Business slows as suspect is sought

Rape and kidnapping suspect Brian Adkison.

A manhunt at the Lake of the Ozarks has left people in one small community uneasy and upset about the effect on their business.

The search for rape suspect Brian Adkison is in it's fifth day. He is accused of kidnapping a woman in northwest Missouri, bringing her to University Hospital in Columbia Sunday morning, and then heading south to hide.

Adkison chose a quiet cove and rugged terrain to hide out.

Marilyn Brown lives in Little Buffalo Cove and is keeping up her guard, "He is so elusive he steals cars, jet skis, is getting in and out of houses and he's not caught yet how is this all possible?"

Adkison was last seen in the cove Wednesday afternoon.

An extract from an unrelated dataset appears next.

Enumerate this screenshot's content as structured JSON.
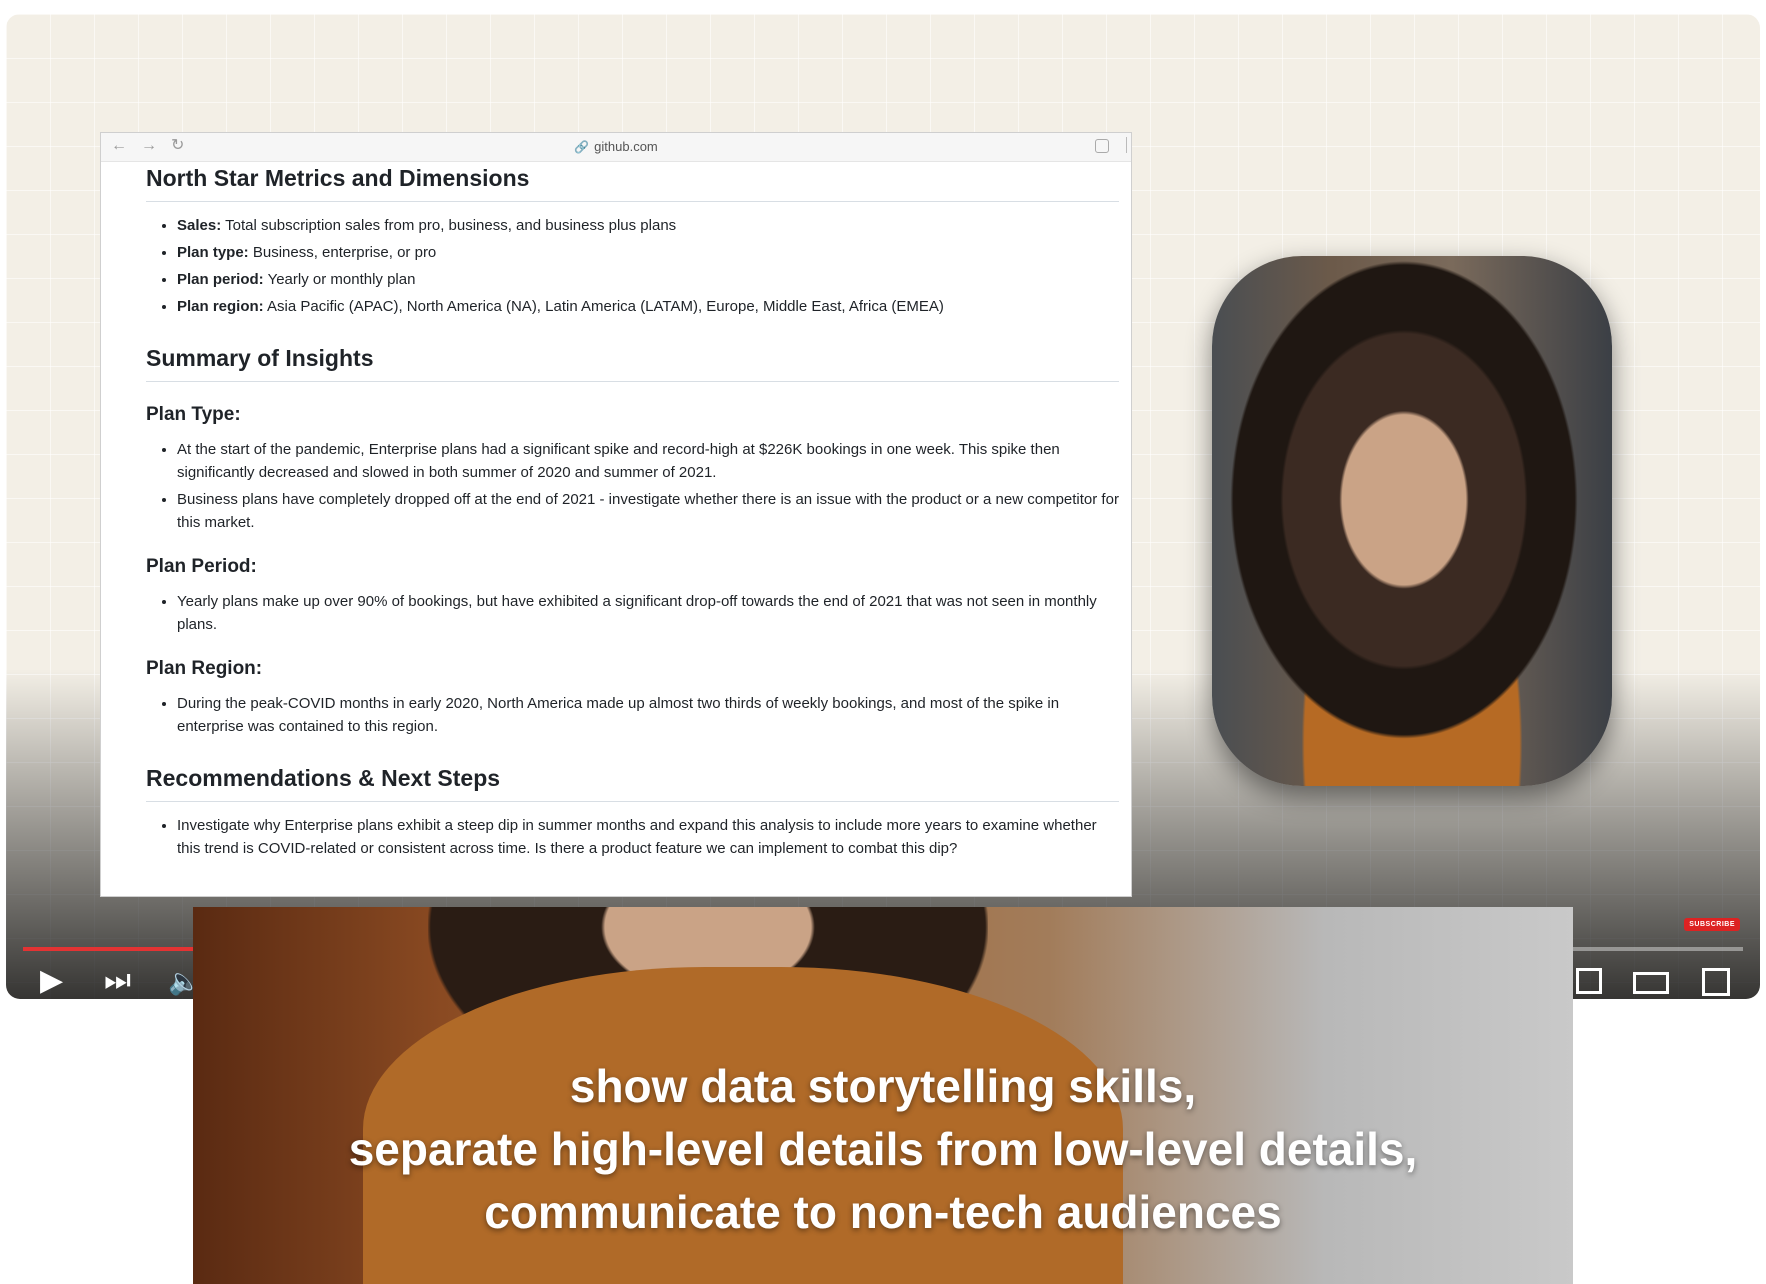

He ran into the woods, but left evidence behind in a boat. Authorities are checking cars and boats as they enter the area around the 65 to 70 mile markers at the lake. The small area 15 miles from Stover has been a difficult place to search.

Sgt. Paul Reinsch explains, "Its very steep there's not a whole lot of roads in that area so we are searching it as quickly as we can." Reinsch says the patrol and local deputies are using a helicopter and K-9 units.

More than 50 officers were on the job there Thursday. The FBI was not at that location, but Reinsch says the agency was working other leads.

The owners of the Hiawatha Beach Resort in Little Buffalo Cove say people were not coming into the cove to buy gas and for the sake of their business they hope the search ends soon. "Business today? Nothing by water, only buy land and if it continues this way it will be a total disaster," fears owner June Morgan.

Reinsch says he does not know why Adkison chose the lake area to hide. Authorities can only assume he has access to a police scanner and weapons, and is therefore considered armed and dangerous. The highway patrol is hoping Adkison will end the search by giving himself up.